- **Exercise**: Scan the entries for "valores". Every line that holds it is to be copied.

[Input material Boundary: Start]

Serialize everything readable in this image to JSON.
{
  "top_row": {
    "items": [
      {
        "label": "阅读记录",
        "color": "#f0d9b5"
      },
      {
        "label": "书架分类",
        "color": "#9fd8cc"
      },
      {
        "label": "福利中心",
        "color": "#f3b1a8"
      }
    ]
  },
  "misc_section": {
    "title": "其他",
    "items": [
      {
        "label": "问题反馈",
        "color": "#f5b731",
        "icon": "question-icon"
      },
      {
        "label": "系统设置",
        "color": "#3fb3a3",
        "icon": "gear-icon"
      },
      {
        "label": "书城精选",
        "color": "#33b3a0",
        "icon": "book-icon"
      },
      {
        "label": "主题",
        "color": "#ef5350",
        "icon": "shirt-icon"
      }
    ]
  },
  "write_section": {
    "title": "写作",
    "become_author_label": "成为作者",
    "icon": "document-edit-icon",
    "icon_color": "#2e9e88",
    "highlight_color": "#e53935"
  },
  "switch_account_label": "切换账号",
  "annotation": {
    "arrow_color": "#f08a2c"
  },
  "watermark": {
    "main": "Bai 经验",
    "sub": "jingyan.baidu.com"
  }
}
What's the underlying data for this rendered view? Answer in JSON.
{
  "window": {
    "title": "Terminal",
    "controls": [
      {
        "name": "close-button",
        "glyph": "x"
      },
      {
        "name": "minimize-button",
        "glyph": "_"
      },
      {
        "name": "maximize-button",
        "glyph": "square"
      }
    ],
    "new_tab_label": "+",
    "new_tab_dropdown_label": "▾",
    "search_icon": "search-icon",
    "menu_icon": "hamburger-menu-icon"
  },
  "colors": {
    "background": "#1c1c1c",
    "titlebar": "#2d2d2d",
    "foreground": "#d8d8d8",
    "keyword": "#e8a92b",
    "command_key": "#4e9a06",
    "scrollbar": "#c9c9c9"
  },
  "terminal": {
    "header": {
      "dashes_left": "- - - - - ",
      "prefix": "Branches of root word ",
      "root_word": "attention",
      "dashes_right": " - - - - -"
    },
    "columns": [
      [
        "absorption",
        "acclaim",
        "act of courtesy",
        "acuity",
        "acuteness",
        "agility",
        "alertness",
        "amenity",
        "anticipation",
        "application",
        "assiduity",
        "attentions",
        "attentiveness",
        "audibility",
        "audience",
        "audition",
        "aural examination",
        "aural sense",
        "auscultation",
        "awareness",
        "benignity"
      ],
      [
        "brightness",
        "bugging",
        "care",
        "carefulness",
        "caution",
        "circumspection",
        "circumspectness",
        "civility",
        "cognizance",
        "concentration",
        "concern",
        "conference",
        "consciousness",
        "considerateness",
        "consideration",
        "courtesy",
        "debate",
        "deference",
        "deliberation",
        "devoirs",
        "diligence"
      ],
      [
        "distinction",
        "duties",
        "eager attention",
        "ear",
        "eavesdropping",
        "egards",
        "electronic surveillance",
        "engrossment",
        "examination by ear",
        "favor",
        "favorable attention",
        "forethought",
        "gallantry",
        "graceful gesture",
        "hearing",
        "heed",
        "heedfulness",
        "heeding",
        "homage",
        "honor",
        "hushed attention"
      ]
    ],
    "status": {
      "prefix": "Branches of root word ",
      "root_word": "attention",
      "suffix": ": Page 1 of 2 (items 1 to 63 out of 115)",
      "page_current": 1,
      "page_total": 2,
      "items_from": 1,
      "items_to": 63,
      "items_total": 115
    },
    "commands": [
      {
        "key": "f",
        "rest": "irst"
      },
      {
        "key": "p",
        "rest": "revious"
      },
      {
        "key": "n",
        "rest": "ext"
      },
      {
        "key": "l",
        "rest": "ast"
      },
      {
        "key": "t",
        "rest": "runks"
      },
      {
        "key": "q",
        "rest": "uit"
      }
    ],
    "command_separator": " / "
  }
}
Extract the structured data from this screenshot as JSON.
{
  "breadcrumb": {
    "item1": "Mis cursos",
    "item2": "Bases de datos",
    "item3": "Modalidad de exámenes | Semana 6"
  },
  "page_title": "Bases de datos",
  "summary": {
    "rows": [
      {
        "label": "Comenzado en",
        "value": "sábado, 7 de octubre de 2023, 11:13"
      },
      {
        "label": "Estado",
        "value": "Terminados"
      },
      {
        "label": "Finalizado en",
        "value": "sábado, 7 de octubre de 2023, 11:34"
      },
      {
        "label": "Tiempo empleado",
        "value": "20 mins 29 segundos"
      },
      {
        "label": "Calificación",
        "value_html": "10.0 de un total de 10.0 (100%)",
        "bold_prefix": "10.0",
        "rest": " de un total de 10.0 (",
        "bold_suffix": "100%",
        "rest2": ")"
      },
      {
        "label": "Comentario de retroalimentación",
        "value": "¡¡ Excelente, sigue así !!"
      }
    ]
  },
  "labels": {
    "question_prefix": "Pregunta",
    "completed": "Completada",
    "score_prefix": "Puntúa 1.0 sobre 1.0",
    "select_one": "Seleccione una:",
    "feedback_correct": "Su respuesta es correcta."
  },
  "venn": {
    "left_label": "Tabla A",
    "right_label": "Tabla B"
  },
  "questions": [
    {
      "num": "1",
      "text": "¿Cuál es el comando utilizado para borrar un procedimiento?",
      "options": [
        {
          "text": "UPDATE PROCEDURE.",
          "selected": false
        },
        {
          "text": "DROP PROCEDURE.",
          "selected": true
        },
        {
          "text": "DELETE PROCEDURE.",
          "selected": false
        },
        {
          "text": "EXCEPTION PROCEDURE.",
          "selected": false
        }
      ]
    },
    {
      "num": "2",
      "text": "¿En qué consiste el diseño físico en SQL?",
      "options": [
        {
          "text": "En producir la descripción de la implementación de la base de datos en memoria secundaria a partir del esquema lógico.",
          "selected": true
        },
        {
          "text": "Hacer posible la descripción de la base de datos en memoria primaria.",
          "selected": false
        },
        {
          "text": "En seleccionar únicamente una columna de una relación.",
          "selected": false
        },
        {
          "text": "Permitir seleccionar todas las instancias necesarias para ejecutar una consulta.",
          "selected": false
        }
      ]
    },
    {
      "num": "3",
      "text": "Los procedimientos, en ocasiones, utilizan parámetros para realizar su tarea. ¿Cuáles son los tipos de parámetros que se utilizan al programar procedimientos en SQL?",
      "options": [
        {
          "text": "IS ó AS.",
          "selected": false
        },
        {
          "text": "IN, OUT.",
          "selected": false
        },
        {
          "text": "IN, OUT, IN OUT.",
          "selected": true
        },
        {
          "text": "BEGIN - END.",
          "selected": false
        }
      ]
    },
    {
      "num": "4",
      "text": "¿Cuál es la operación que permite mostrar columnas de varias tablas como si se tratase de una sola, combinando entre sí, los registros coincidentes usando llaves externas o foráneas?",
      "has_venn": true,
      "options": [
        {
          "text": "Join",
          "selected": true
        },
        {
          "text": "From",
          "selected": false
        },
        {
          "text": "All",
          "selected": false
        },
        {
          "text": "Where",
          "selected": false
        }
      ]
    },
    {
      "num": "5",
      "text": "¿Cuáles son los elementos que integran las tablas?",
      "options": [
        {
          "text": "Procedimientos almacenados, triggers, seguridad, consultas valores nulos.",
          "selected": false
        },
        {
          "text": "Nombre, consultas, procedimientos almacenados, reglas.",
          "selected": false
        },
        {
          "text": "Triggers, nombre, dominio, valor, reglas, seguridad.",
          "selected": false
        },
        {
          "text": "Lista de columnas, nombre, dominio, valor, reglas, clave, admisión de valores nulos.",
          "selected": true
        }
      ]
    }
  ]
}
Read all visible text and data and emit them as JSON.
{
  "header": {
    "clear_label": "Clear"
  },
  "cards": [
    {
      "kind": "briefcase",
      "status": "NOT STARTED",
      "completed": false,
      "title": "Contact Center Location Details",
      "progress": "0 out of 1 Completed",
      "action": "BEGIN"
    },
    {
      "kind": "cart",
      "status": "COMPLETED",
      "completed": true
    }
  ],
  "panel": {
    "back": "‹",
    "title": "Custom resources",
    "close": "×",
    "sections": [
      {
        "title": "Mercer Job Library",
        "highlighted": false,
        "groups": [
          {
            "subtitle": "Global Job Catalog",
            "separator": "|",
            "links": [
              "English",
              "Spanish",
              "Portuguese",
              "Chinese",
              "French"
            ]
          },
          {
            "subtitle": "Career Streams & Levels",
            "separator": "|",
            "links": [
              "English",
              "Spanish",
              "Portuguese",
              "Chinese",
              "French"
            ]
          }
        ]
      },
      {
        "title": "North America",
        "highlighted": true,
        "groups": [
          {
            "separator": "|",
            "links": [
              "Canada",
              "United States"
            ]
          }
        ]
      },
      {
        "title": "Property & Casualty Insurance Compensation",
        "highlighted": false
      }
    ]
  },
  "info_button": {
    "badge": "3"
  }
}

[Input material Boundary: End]

- **The answer**:
          "text": "Procedimientos almacenados, triggers, seguridad, consultas valores nulos.",
          "text": "Lista de columnas, nombre, dominio, valor, reglas, clave, admisión de valores nulos.",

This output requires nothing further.